Summer boating season officially begins this weekend; safety on water encouraged

Published 12:01 pm Tuesday, May 25, 2021

This past weekend there were reports of two boating accidents on Tennessee waterways, with one death. A woman was killed and a man was injured when a houseboat exploded on a Tennessee river Sunday afternoon after refueling.
Carter Countians so love taking to the state’s abundant waters, and the freedom of the outdoors and the loosening of pandemic restrictions all point to a predictable jump in water-based activity and gatherings this upcoming Memorial Day weekend.
It’s the job of every boat operator to make sure the water is a safe place for everyone on it. All boat owners need to take their ownership seriously and understand that the fun and freedom of boating also demand responsibility.
Speed boats, pontoons, fishing boats, canoes — all of them have a right to be on the water. Sometimes common sense and good manners often dictate how to act, but all boat operators should be familiar with the rules of the water.
Knowing the state-specific law is important, such as penalties for DWI violations, one of the top factors in boating accidents.
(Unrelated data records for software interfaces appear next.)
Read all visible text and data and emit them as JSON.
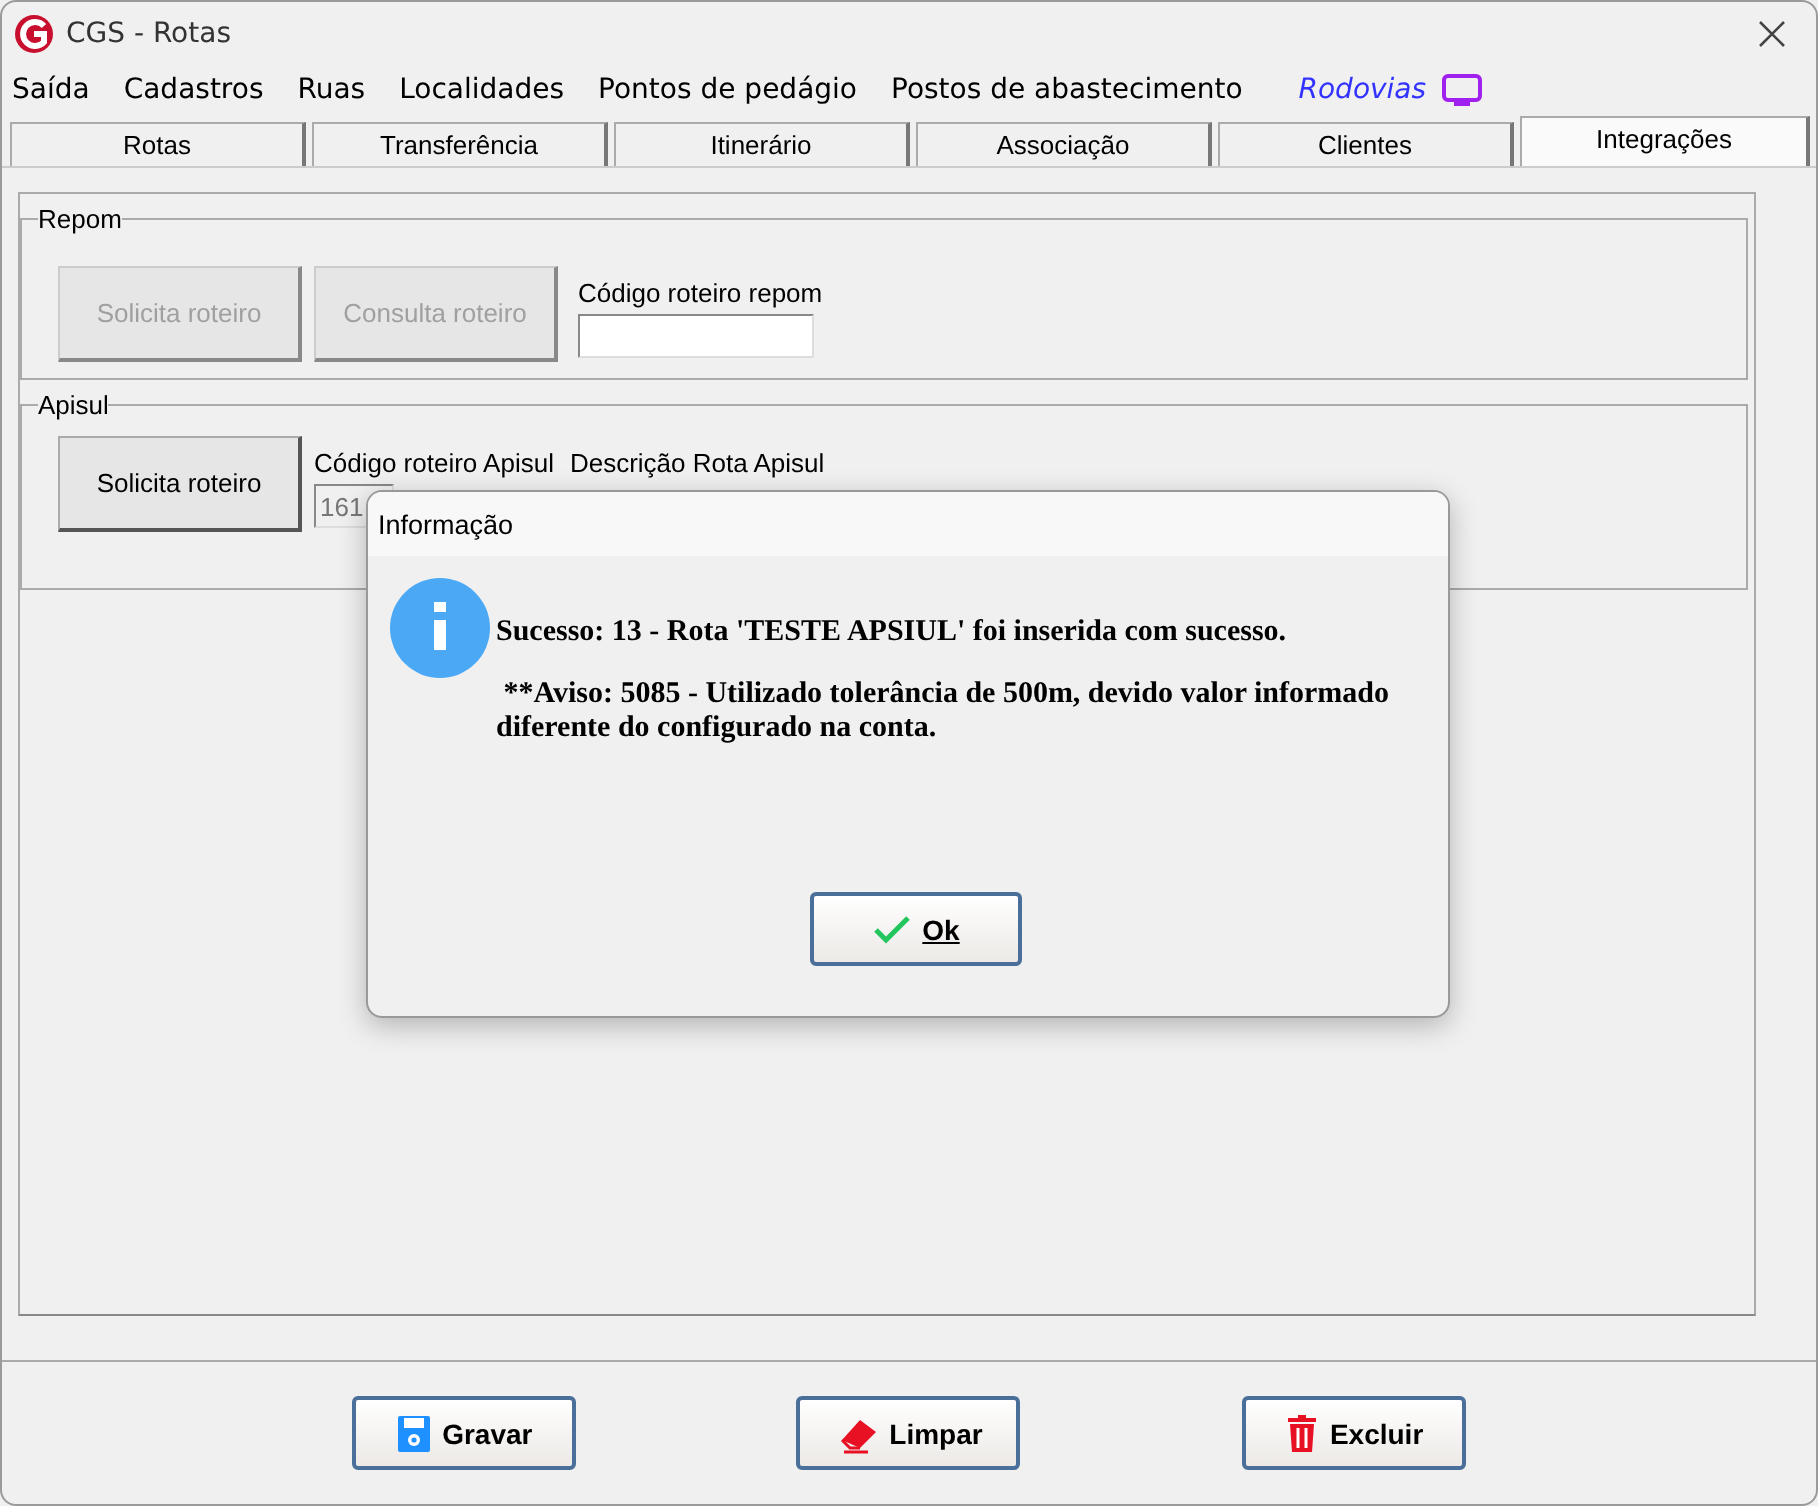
{
  "window": {
    "title": "CGS - Rotas"
  },
  "menu": [
    {
      "label": "Saída"
    },
    {
      "label": "Cadastros"
    },
    {
      "label": "Ruas"
    },
    {
      "label": "Localidades"
    },
    {
      "label": "Pontos de pedágio"
    },
    {
      "label": "Postos de abastecimento"
    },
    {
      "label": "Rodovias",
      "kind": "highlight"
    }
  ],
  "tabs": [
    {
      "label": "Rotas",
      "selected": false
    },
    {
      "label": "Transferência",
      "selected": false
    },
    {
      "label": "Itinerário",
      "selected": false
    },
    {
      "label": "Associação",
      "selected": false
    },
    {
      "label": "Clientes",
      "selected": false
    },
    {
      "label": "Integrações",
      "selected": true
    }
  ],
  "groups": [
    {
      "title": "Repom",
      "buttons": [
        {
          "label": "Solicita roteiro",
          "disabled": true
        },
        {
          "label": "Consulta roteiro",
          "disabled": true
        }
      ],
      "fields": [
        {
          "label": "Código roteiro repom"
        }
      ]
    },
    {
      "title": "Apisul",
      "buttons": [
        {
          "label": "Solicita roteiro",
          "disabled": false
        }
      ],
      "fields": [
        {
          "label": "Código roteiro Apisul",
          "value": "161"
        },
        {
          "label": "Descrição Rota Apisul"
        }
      ]
    }
  ],
  "dialog": {
    "title": "Informação",
    "message": "Sucesso: 13 - Rota 'TESTE APSIUL' foi inserida com sucesso.",
    "warning": " **Aviso: 5085 - Utilizado tolerância de 500m, devido valor informado diferente do configurado na conta.",
    "button": "Ok"
  },
  "footer_buttons": [
    {
      "label": "Gravar",
      "kind": "save"
    },
    {
      "label": "Limpar",
      "kind": "clear"
    },
    {
      "label": "Excluir",
      "kind": "delete"
    }
  ]
}
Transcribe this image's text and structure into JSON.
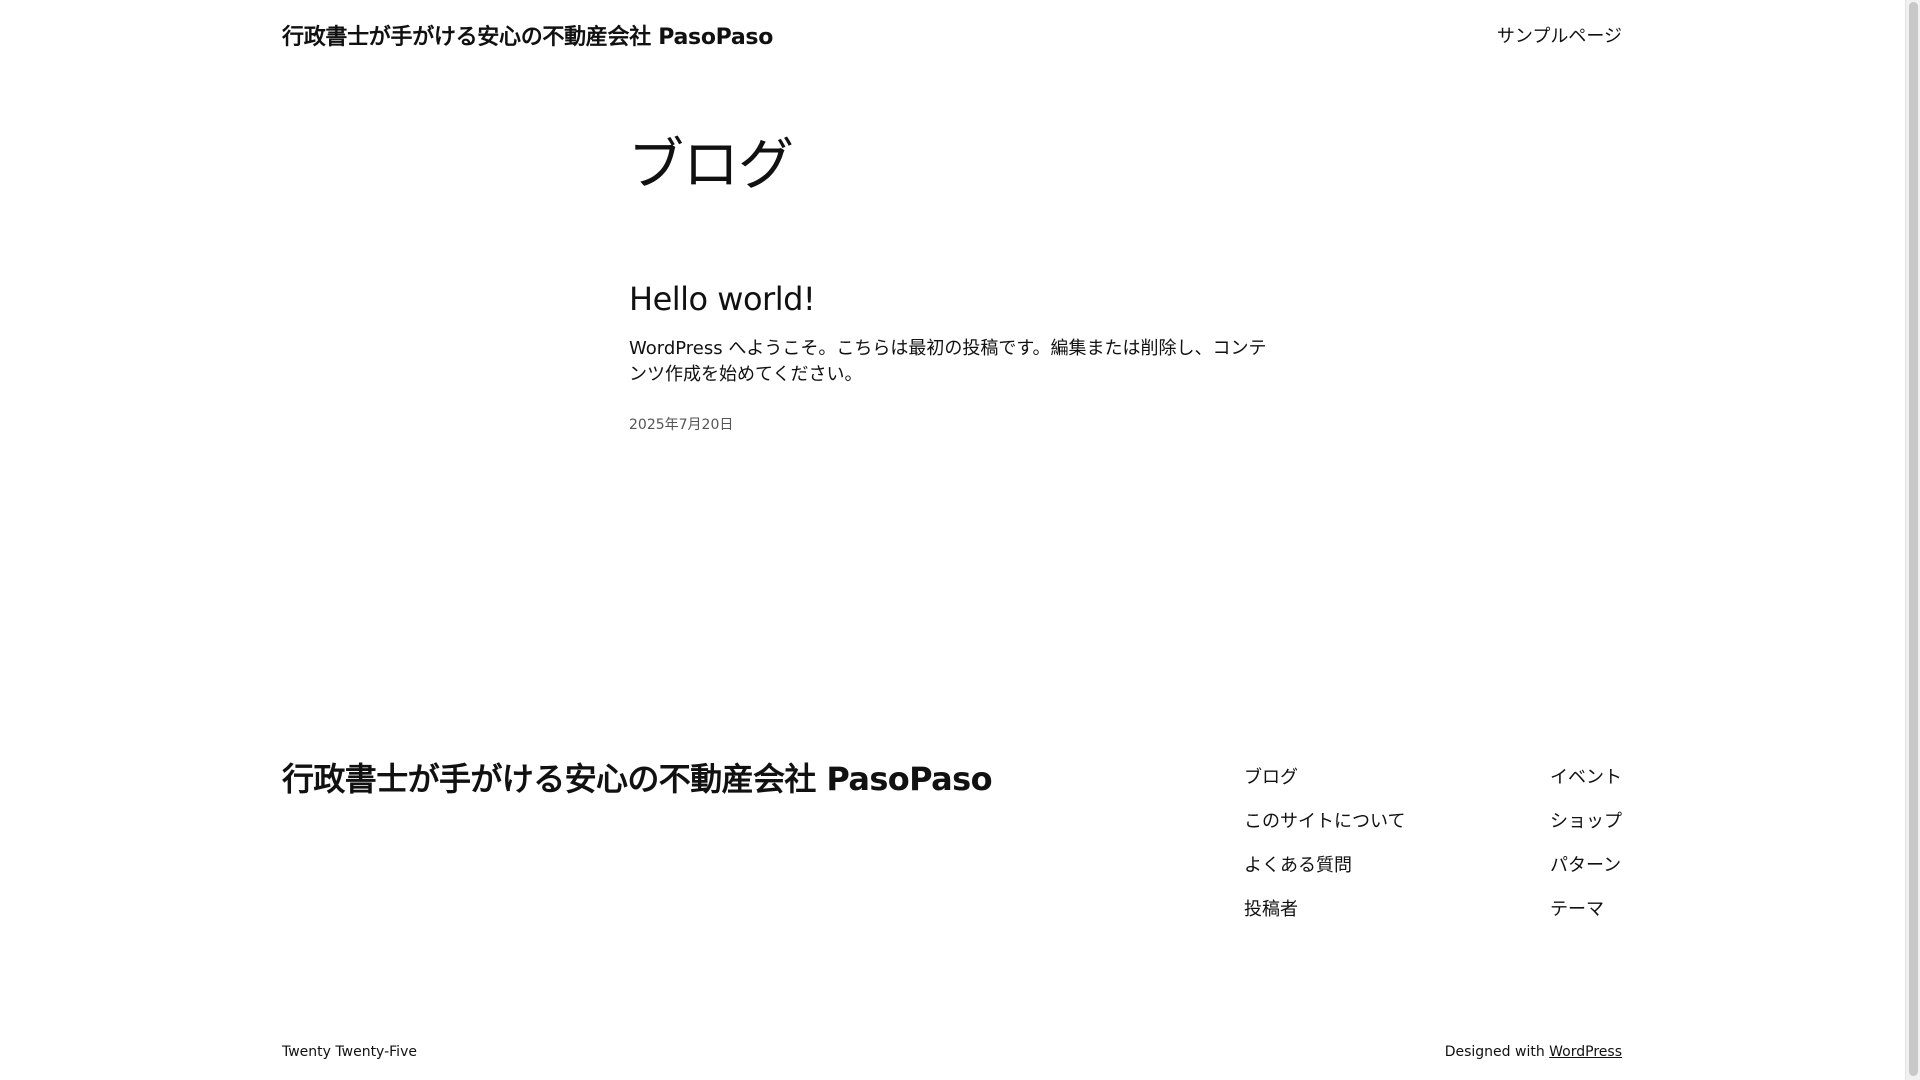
{
  "header": {
    "site_title": "行政書士が手がける安心の不動産会社 PasoPaso",
    "nav": [
      {
        "label": "サンプルページ"
      }
    ]
  },
  "main": {
    "page_heading": "ブログ",
    "posts": [
      {
        "title": "Hello world!",
        "excerpt": "WordPress へようこそ。こちらは最初の投稿です。編集または削除し、コンテンツ作成を始めてください。",
        "date": "2025年7月20日"
      }
    ]
  },
  "footer": {
    "site_title": "行政書士が手がける安心の不動産会社 PasoPaso",
    "nav_left": [
      {
        "label": "ブログ"
      },
      {
        "label": "このサイトについて"
      },
      {
        "label": "よくある質問"
      },
      {
        "label": "投稿者"
      }
    ],
    "nav_right": [
      {
        "label": "イベント"
      },
      {
        "label": "ショップ"
      },
      {
        "label": "パターン"
      },
      {
        "label": "テーマ"
      }
    ],
    "theme_name": "Twenty Twenty-Five",
    "designed_with_prefix": "Designed with",
    "designed_with_link": "WordPress"
  }
}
It is important to consider the effects of drinking and driving whether on water or land. In a boat on the water, the effects of alcohol increase because of external stressors such as engine, vibration, wave motion and glare from the sun. Operating a boat under the influence or drugs is illegal in Tennessee, and wildlife officers will be out en masse this weekend to ensure the safety of the boating public.
Life jackets save lives and are as important as coolers and sunscreen when it comes to boating.
Along with making sure to be well-versed on the operation of the boat and knowing safety procedures, boat operators must be aware of their surroundings, including nearby swimmers or water-skiers, rafts, docks and threatening weather.
Although waterways are much safer than roadways in Tennessee, in 2020 there were 32 boating fatalities, the most in 37 years which came on the heels of a record-low in 2019. There have been eight fatalities thus far this year.
The Tennessee Boating Incident Statistical Report for 2020 reported the most common type of boat involved in an accident was an open motherboard, and the most common operation during an incident was recreational cruising. 
The TWRA reports a noticeable increase in boating traffic during the past year and a boom in the use of paddle craft, such as kayaks and paddle boards throughout the state. PFDS are a requirement on kayaks and state up paddle craft.
If you’re lucky enough to have landed a new boat or already own one or two, keep in mind that the joy of boating can turn tragic with one bad decision. Taking a few minutes to check some of the boat components may be the key to having a nice, safe outing. Check hoses to make sure they are in good shape. Make sure the lights work and carry extra fuses and bulbs.
It’s just the beginning of the boating season; let’s all do our part to make sure everyone on the water has a safe and enjoyable summer. 

Subscribe to our free email newsletter

Get the latest news sent to your inbox